Page and application data records
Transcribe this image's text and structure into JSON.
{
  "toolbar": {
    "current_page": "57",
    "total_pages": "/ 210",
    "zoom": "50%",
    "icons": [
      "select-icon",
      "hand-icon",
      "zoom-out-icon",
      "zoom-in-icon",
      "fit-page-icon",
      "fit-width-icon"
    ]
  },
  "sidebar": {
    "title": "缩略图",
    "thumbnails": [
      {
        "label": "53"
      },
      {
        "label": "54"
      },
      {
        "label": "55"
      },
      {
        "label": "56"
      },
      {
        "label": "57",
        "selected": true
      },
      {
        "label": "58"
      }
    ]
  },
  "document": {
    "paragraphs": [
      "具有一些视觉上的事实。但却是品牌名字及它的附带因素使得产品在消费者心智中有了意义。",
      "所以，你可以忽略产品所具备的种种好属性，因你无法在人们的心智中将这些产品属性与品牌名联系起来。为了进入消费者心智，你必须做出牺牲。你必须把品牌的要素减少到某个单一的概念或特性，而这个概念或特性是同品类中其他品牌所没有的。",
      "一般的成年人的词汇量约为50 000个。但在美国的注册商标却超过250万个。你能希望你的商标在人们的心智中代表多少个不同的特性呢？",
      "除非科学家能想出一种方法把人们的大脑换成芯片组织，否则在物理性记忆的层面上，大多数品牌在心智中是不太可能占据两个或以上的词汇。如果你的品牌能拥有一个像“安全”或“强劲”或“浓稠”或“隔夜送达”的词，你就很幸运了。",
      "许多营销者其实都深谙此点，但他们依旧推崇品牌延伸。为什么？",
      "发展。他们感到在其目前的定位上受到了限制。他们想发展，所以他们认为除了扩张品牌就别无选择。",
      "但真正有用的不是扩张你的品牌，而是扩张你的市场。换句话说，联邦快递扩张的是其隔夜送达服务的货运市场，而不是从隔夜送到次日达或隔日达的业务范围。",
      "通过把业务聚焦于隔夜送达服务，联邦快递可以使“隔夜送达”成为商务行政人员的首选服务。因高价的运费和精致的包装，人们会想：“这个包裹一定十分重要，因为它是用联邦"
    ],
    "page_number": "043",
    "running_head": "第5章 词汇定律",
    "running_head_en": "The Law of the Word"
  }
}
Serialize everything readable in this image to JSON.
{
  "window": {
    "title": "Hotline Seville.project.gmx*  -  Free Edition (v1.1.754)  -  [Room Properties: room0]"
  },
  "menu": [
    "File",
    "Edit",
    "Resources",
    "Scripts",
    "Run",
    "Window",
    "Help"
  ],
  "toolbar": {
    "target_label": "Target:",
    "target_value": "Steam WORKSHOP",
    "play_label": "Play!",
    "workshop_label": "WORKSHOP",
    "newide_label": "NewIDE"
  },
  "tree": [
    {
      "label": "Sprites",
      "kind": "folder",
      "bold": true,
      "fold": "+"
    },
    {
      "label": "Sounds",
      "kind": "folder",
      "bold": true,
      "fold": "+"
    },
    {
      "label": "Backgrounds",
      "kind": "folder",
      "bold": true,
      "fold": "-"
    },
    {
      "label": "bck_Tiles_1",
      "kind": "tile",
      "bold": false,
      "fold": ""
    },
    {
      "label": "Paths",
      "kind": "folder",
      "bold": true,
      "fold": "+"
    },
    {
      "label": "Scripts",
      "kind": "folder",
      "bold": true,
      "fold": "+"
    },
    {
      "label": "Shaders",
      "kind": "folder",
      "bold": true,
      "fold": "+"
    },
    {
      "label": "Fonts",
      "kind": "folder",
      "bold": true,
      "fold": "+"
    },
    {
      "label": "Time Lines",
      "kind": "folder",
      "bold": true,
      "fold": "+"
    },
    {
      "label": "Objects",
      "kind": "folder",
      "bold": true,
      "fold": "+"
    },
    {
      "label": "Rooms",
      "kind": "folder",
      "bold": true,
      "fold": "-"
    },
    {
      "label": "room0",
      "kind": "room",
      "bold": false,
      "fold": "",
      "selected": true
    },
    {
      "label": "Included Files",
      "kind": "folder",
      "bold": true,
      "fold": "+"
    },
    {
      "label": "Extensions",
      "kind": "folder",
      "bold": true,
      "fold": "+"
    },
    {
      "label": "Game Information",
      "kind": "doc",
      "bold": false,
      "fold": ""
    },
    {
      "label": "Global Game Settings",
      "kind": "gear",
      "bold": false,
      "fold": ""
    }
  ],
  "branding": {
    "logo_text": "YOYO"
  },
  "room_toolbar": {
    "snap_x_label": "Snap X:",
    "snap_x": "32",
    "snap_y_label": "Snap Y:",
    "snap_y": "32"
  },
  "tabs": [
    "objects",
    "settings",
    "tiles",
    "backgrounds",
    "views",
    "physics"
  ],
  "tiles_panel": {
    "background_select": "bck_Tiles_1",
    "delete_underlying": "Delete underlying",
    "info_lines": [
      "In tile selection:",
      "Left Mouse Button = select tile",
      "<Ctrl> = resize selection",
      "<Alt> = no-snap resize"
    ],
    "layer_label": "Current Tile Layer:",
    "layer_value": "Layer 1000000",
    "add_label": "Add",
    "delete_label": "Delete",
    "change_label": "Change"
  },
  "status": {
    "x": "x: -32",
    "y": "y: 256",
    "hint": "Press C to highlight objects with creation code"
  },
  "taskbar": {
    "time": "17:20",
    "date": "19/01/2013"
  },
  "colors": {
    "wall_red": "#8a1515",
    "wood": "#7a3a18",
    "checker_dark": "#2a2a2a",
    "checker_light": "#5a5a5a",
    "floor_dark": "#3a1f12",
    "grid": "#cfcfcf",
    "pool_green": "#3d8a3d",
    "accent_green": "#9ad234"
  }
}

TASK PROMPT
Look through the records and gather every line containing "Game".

OUTPUT OF THE TASK
      "label": "Game Information",
      "label": "Global Game Settings",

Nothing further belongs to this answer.